- [Exercise details]: A faithful copy of the data, pictures omitted, is the required answer.

==== Data provided

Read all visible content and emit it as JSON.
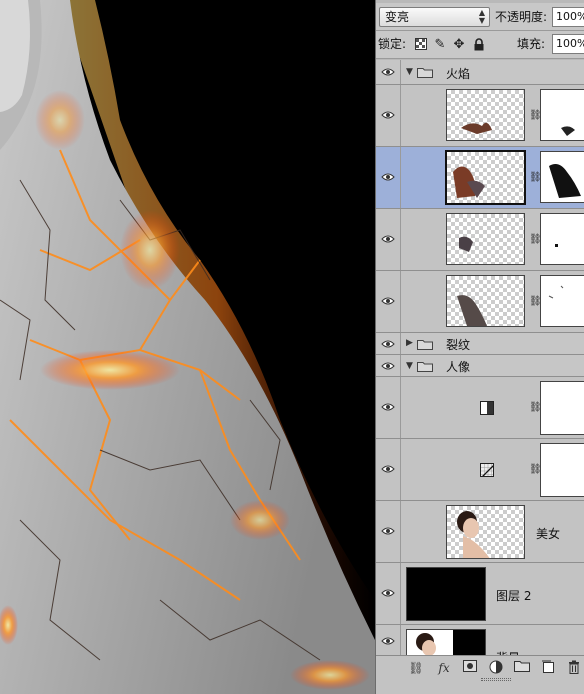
{
  "panel": {
    "blend_mode": "变亮",
    "opacity_label": "不透明度:",
    "opacity_value": "100%",
    "lock_label": "锁定:",
    "fill_label": "填充:",
    "fill_value": "100%"
  },
  "icons": {
    "lock_transparency": "checker-icon",
    "lock_pixels": "brush-icon",
    "lock_position": "move-icon",
    "lock_all": "lock-icon"
  },
  "layers": {
    "group_fire": "火焰",
    "group_crack": "裂纹",
    "group_portrait": "人像",
    "layer_beauty": "美女",
    "layer_2": "图层 2",
    "layer_bottom": "背景"
  },
  "toolbar": {
    "link": "link-icon",
    "fx": "fx",
    "mask": "mask-icon",
    "adjustment": "adjustment-icon",
    "group": "folder-icon",
    "new_layer": "new-layer-icon",
    "delete": "trash-icon"
  },
  "colors": {
    "selected_row": "#9db0d9",
    "panel_bg": "#b9b9b9"
  }
}
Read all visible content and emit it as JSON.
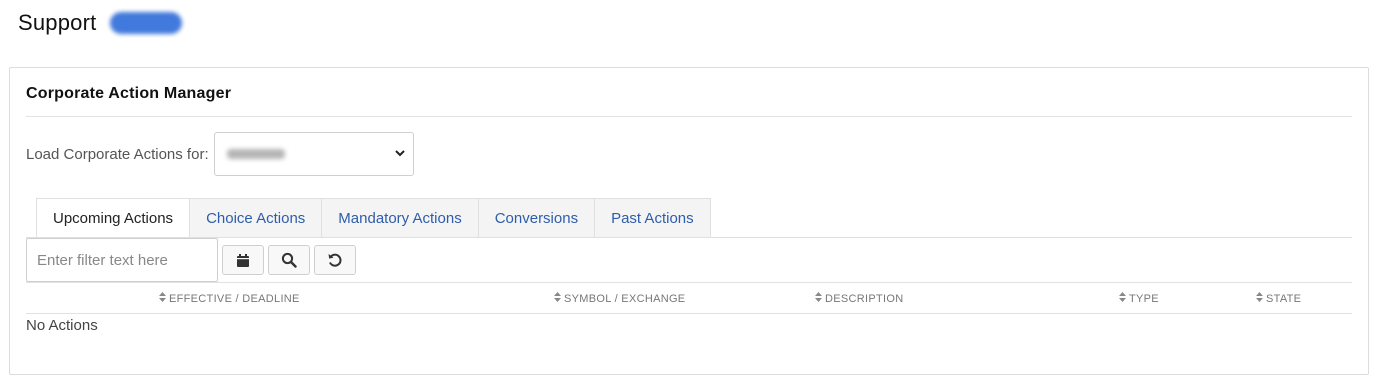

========

- [Response for this exercise]:
Read all visible content and emit it as JSON.
{
  "panel": {
    "blend_mode": "变亮",
    "opacity_label": "不透明度:",
    "opacity_value": "100%",
    "lock_label": "锁定:",
    "fill_label": "填充:",
    "fill_value": "100%"
  },
  "icons": {
    "lock_transparency": "checker-icon",
    "lock_pixels": "brush-icon",
    "lock_position": "move-icon",
    "lock_all": "lock-icon"
  },
  "layers": {
    "group_fire": "火焰",
    "group_crack": "裂纹",
    "group_portrait": "人像",
    "layer_beauty": "美女",
    "layer_2": "图层 2",
    "layer_bottom": "背景"
  },
  "toolbar": {
    "link": "link-icon",
    "fx": "fx",
    "mask": "mask-icon",
    "adjustment": "adjustment-icon",
    "group": "folder-icon",
    "new_layer": "new-layer-icon",
    "delete": "trash-icon"
  },
  "colors": {
    "selected_row": "#9db0d9",
    "panel_bg": "#b9b9b9"
  }
}
Read all visible content and emit it as JSON.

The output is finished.